Work order: Going line by line through the listing, how many lines hold "icon"? State nothing but the number.
-- Source data follows --
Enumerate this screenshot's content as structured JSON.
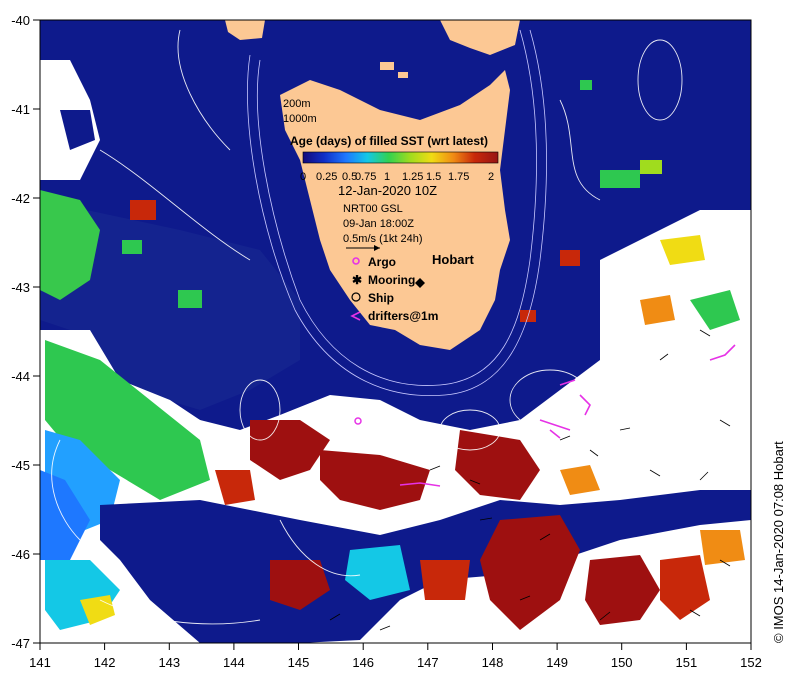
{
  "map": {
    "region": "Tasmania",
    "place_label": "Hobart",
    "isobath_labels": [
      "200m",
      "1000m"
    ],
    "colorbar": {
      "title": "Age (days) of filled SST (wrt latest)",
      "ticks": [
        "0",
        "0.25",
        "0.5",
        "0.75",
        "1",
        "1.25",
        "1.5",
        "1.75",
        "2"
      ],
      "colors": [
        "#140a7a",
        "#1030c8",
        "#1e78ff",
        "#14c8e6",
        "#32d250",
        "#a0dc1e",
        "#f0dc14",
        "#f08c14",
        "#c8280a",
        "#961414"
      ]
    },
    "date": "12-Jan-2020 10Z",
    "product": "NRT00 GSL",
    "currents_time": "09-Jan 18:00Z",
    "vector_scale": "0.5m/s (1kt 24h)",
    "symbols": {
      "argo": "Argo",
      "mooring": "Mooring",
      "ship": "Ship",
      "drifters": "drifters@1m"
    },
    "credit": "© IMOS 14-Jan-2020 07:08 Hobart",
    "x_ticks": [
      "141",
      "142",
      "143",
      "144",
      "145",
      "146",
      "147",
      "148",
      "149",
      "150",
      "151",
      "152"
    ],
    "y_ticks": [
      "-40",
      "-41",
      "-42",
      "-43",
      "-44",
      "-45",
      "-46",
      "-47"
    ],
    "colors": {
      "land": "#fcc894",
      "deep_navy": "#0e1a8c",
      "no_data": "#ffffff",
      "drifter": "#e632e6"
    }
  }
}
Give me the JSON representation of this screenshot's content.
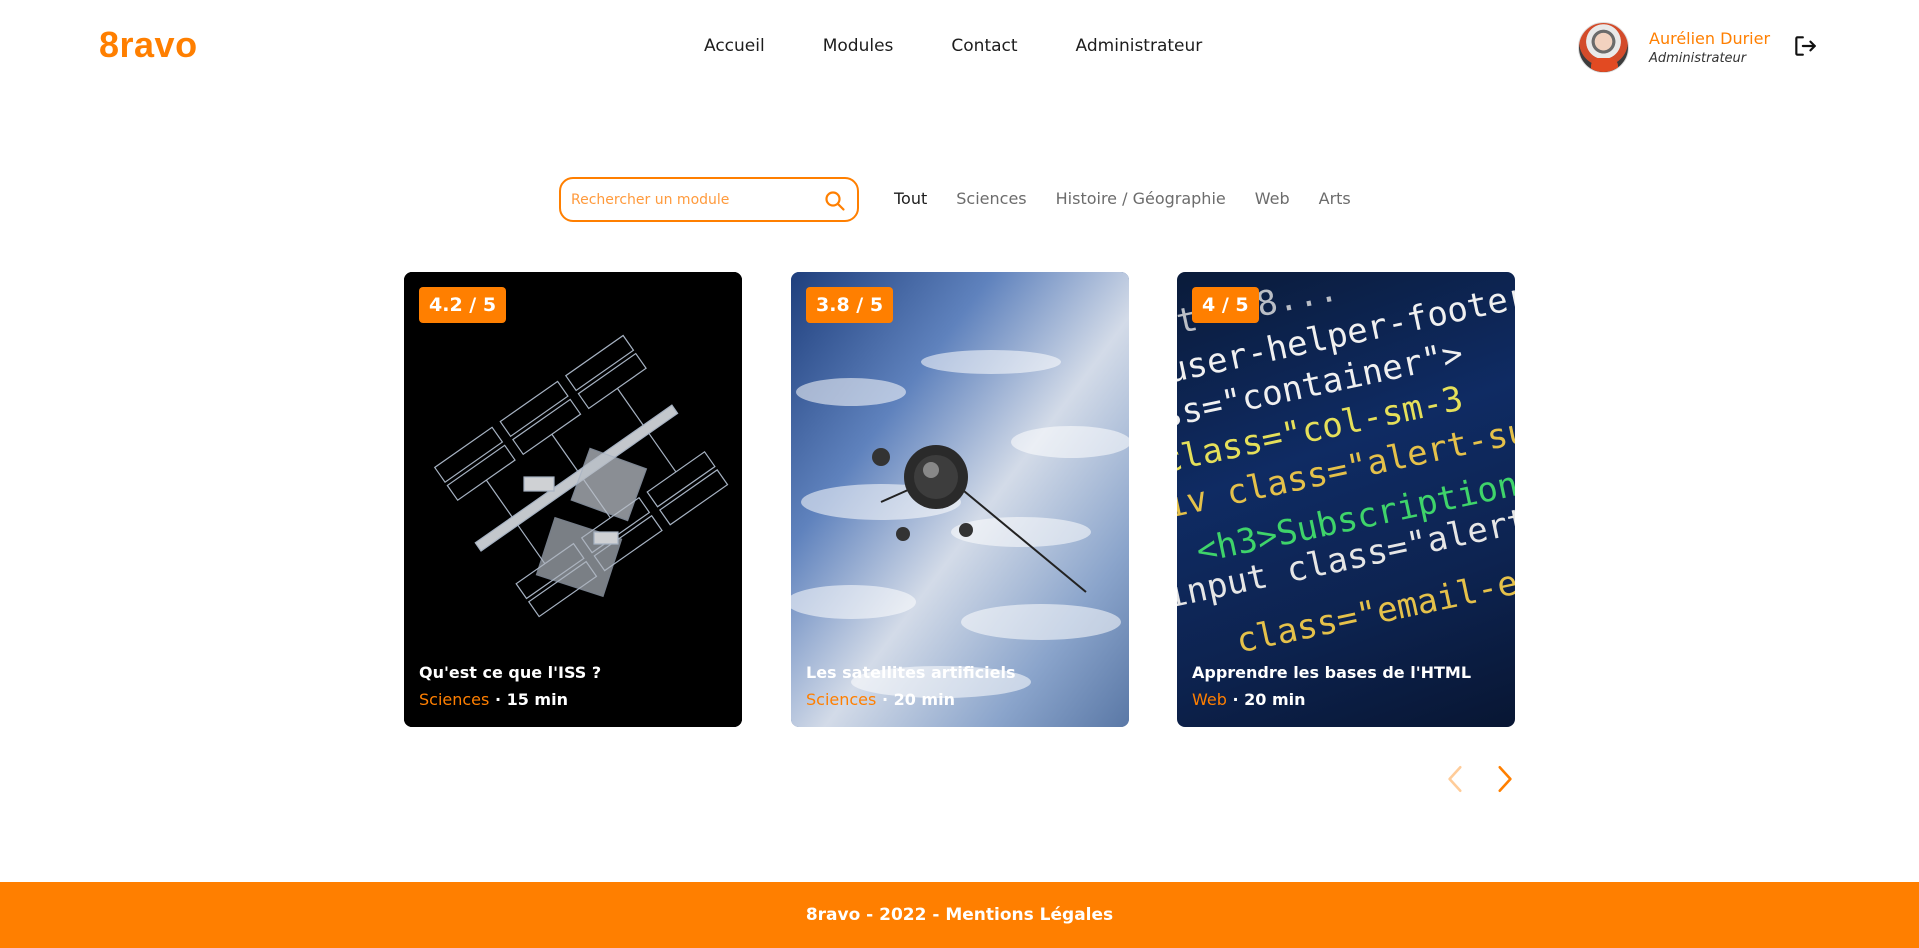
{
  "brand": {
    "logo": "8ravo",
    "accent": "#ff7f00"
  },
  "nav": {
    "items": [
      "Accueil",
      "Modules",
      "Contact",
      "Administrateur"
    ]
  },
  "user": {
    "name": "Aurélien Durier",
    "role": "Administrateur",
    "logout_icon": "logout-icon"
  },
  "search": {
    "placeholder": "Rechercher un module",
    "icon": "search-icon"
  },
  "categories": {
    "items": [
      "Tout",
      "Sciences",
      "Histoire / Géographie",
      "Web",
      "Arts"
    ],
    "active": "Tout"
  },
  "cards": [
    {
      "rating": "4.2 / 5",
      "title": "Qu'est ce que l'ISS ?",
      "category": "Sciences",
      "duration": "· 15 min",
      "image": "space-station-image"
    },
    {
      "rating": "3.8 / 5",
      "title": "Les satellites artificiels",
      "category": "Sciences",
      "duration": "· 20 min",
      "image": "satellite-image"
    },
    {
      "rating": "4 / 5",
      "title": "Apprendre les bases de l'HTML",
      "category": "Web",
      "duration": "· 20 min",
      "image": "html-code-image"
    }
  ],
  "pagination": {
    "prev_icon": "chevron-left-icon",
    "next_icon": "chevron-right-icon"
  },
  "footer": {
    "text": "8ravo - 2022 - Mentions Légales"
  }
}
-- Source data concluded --
Task solution: 4